The charming Old Town is an epicentre for al fresco socialising, with seating spilling out of the cafes and pubs and bars like Dragon Bar and Ye Olde Pump House. The colourful pedestrianised George Street is adorned with local street art and lined with independent shops within its turn-of-the-century buildings. Standouts are Warp and Weft, where you can watch artisans craft clothing from all-natural fabrics, beautifully packaged single-origin chocolate at Only Coco, and Butlers Emporium for special gifts like soaps, woven blankets and sequinned moccasins. Around the corner on Courthouse Street, budding magpies can have a field day rummaging through the bric-a-brac stores for one-of-a-kind finds.
Art and culture
Hastings is overflowing with avant garde ambition, artist collectives, and city-centre studio spaces –including Project Art Works and Digital Arts Hub. The latter is currently hosting a project called XR22 3D, where Hastings residents are invited to come along to have their 3D portrait made for a “living archive” of the local community. Located within the fishing and cultural quarter, Hastings Contemporary presents 19th and 20th-century art, and has illustrator Quentin Blake as a patron. Over in The America Ground, The Printworks Arts Club prioritises new artists and non-profits when curating its programme of events, talks and literary salons, and also offers studio space. Keep an eye out for art duo Zuszushi Art Laboratory, who will soon be relocating to a local barge to continue their mind-bending work, crafting pieces from reclaimed items.

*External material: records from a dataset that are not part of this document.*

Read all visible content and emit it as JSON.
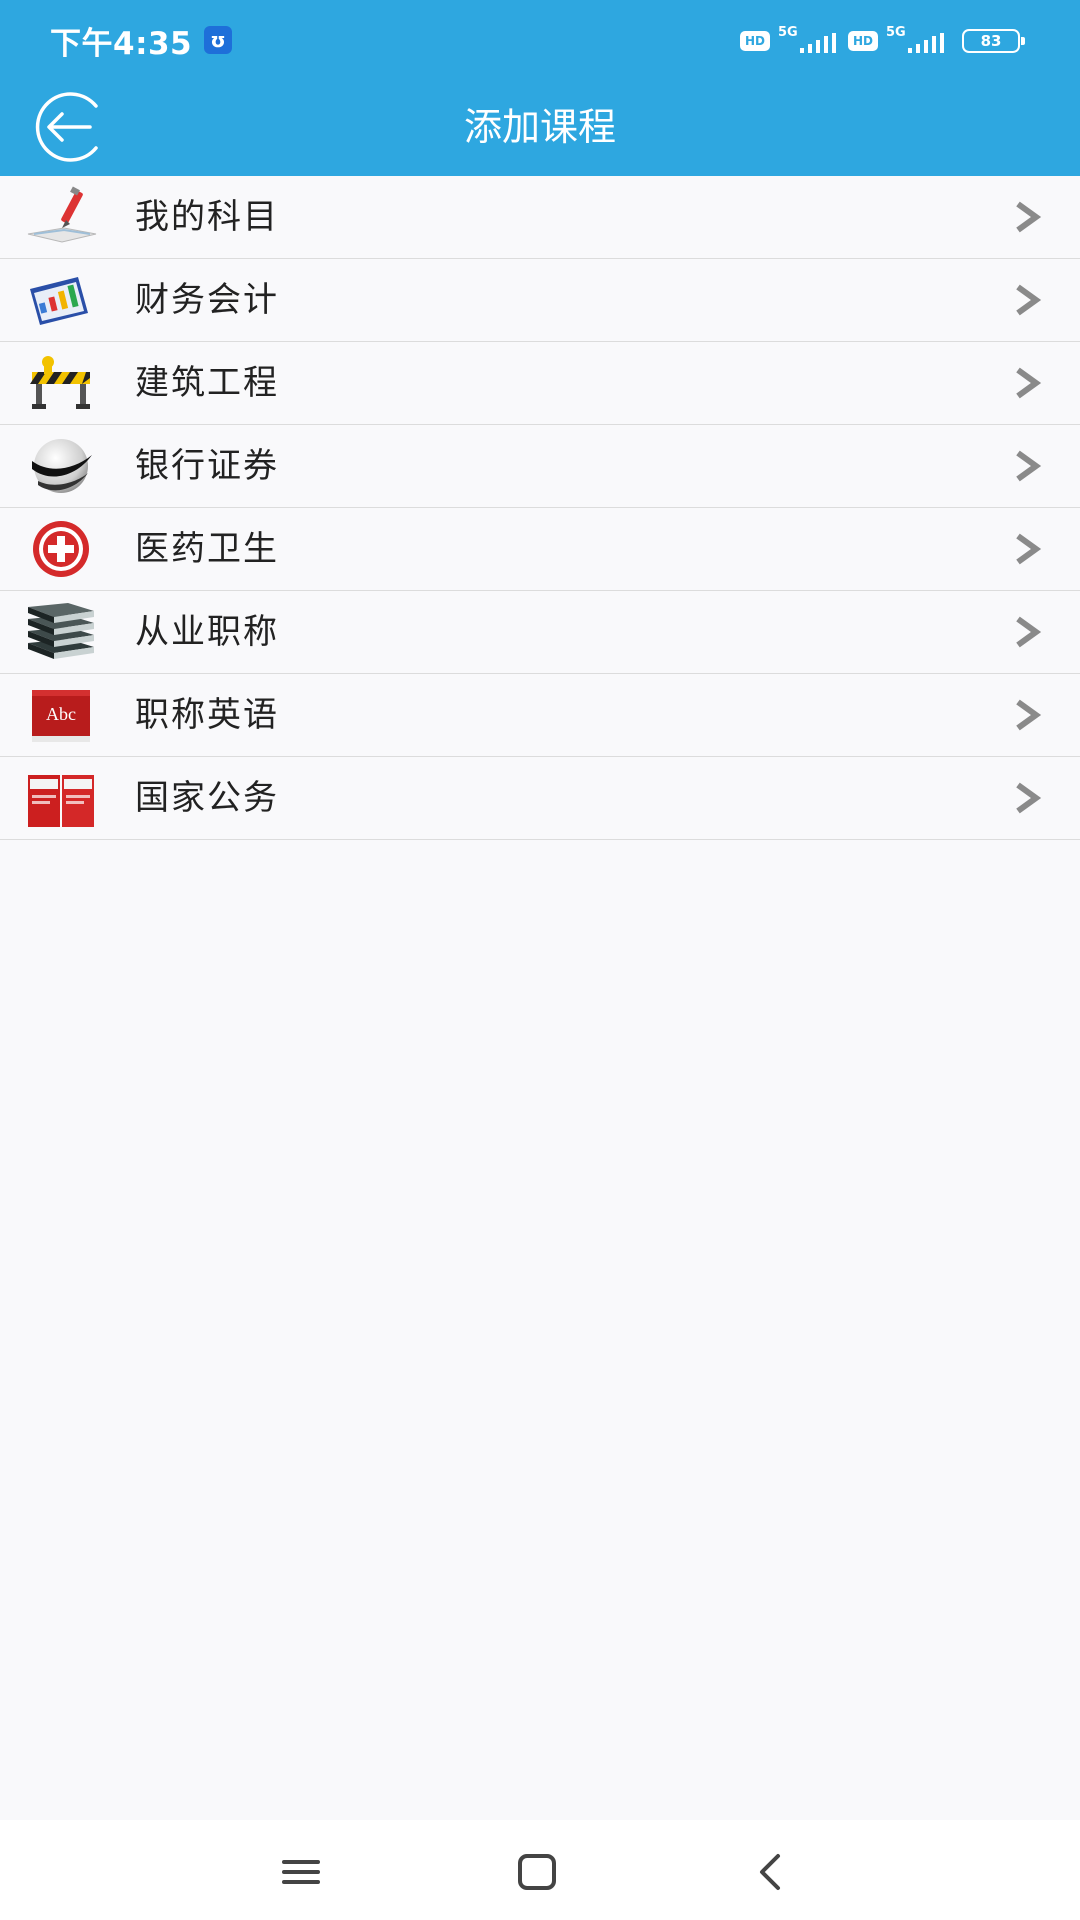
{
  "status_bar": {
    "time": "下午4:35",
    "app_icon_glyph": "ʊ",
    "hd_label": "HD",
    "network_label_1": "5G",
    "network_label_2": "5G",
    "battery": "83"
  },
  "header": {
    "title": "添加课程",
    "back_icon": "back-arrow-circle-icon"
  },
  "colors": {
    "primary": "#2ea7e0",
    "background": "#f9f9fb",
    "divider": "#dcdcdc",
    "text": "#222222",
    "chevron": "#8a8a8a"
  },
  "list": {
    "items": [
      {
        "label": "我的科目",
        "icon": "pen-notebook-icon"
      },
      {
        "label": "财务会计",
        "icon": "finance-chart-icon"
      },
      {
        "label": "建筑工程",
        "icon": "construction-barrier-icon"
      },
      {
        "label": "银行证券",
        "icon": "swoosh-globe-icon"
      },
      {
        "label": "医药卫生",
        "icon": "medical-cross-icon"
      },
      {
        "label": "从业职称",
        "icon": "book-stack-icon"
      },
      {
        "label": "职称英语",
        "icon": "abc-book-icon",
        "icon_text": "Abc"
      },
      {
        "label": "国家公务",
        "icon": "red-books-icon"
      }
    ]
  },
  "nav_bar": {
    "menu_icon": "menu-icon",
    "home_icon": "home-icon",
    "back_icon": "back-icon"
  }
}
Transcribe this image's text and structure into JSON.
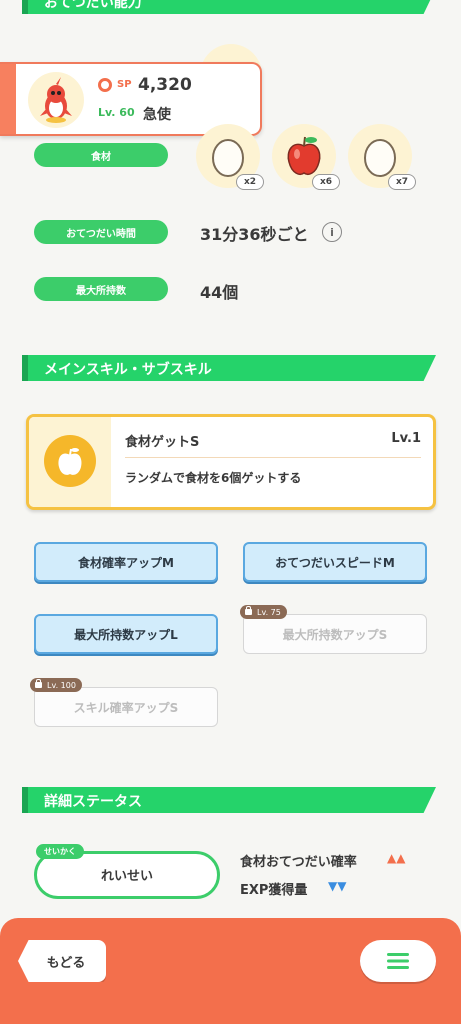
{
  "sections": {
    "help_ability": "おてつだい能力",
    "main_sub_skill": "メインスキル・サブスキル",
    "detail_status": "詳細ステータス"
  },
  "pokemon": {
    "sp_label": "SP",
    "sp_value": "4,320",
    "level": "Lv. 60",
    "nickname": "急使"
  },
  "help": {
    "ingredients_label": "食材",
    "ingredients": [
      {
        "icon": "egg-icon",
        "count": "x2"
      },
      {
        "icon": "apple-icon",
        "count": "x6"
      },
      {
        "icon": "egg-icon",
        "count": "x7"
      }
    ],
    "time_label": "おてつだい時間",
    "time_value": "31分36秒ごと",
    "info_glyph": "i",
    "max_carry_label": "最大所持数",
    "max_carry_value": "44個"
  },
  "main_skill": {
    "name": "食材ゲットS",
    "level": "Lv.1",
    "description": "ランダムで食材を6個ゲットする"
  },
  "sub_skills": [
    {
      "label": "食材確率アップM",
      "locked": false
    },
    {
      "label": "おてつだいスピードM",
      "locked": false
    },
    {
      "label": "最大所持数アップL",
      "locked": false
    },
    {
      "label": "最大所持数アップS",
      "locked": true,
      "unlock_level": "Lv. 75"
    },
    {
      "label": "スキル確率アップS",
      "locked": true,
      "unlock_level": "Lv. 100"
    }
  ],
  "nature": {
    "tag": "せいかく",
    "value": "れいせい",
    "effects": [
      {
        "label": "食材おてつだい確率",
        "direction": "up",
        "marks": "▲▲"
      },
      {
        "label": "EXP獲得量",
        "direction": "down",
        "marks": "▼▼"
      }
    ]
  },
  "nav": {
    "back_label": "もどる"
  },
  "colors": {
    "accent_green": "#25d36a",
    "accent_orange": "#f36f4c",
    "up_red": "#f36f4c",
    "down_blue": "#3a8de0"
  }
}
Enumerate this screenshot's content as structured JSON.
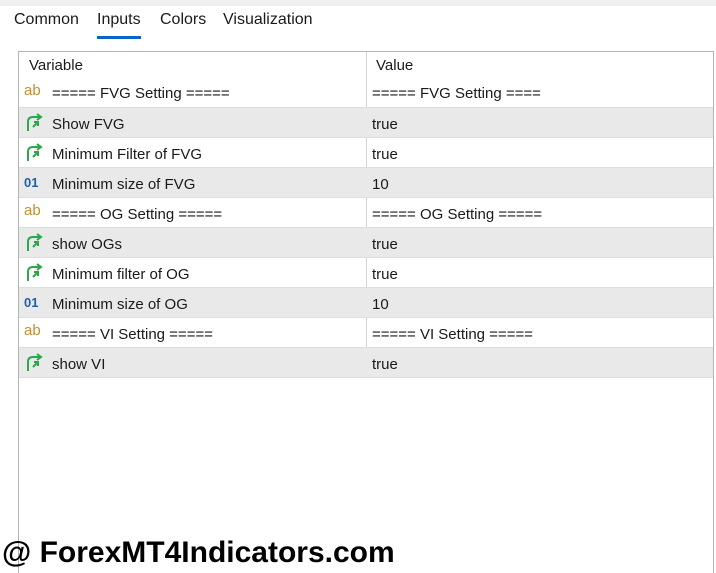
{
  "tabs": [
    {
      "label": "Common"
    },
    {
      "label": "Inputs"
    },
    {
      "label": "Colors"
    },
    {
      "label": "Visualization"
    }
  ],
  "active_tab": "Inputs",
  "table": {
    "headers": {
      "variable": "Variable",
      "value": "Value"
    },
    "rows": [
      {
        "icon": "string-type-icon",
        "name": "===== FVG Setting =====",
        "value": "===== FVG Setting ===="
      },
      {
        "icon": "bool-type-icon",
        "name": "Show FVG",
        "value": "true"
      },
      {
        "icon": "bool-type-icon",
        "name": "Minimum Filter of FVG",
        "value": "true"
      },
      {
        "icon": "int-type-icon",
        "name": "Minimum size of FVG",
        "value": "10"
      },
      {
        "icon": "string-type-icon",
        "name": "===== OG Setting =====",
        "value": "===== OG Setting ====="
      },
      {
        "icon": "bool-type-icon",
        "name": "show OGs",
        "value": "true"
      },
      {
        "icon": "bool-type-icon",
        "name": "Minimum filter of OG",
        "value": "true"
      },
      {
        "icon": "int-type-icon",
        "name": "Minimum size of OG",
        "value": "10"
      },
      {
        "icon": "string-type-icon",
        "name": "===== VI Setting =====",
        "value": "===== VI Setting ====="
      },
      {
        "icon": "bool-type-icon",
        "name": "show VI",
        "value": "true"
      }
    ]
  },
  "icon_glyphs": {
    "string": "ab",
    "int": "01"
  },
  "watermark": "@ ForexMT4Indicators.com",
  "colors": {
    "active_tab_underline": "#0a64c8",
    "bool_icon": "#2aa84a",
    "string_icon": "#c09028",
    "int_icon": "#1f5fa8",
    "alt_row": "#e9e9e9"
  }
}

Hastings folk know how to mobilise and raise funds for their community. If you time your visit to coincide with Hastings Old Town Carnival Week, make sure to rent a bike and join in the Crown Lane bike race, held each year in honour of fisherman Jimmy Read. Hastings’ Refugee Buddy Project, led by migrants and refugees who have made Hastings their home, is supported by businesses around the city, and its postcard project is on sale in coffee shops around the city. Meanwhile, The Hastings Project is a local brewery that generates profits for Hastings charities. Pop into The Crown or The Seadog to sample its hoppy IPA before your weekender in Hastings draws to a reluctant close.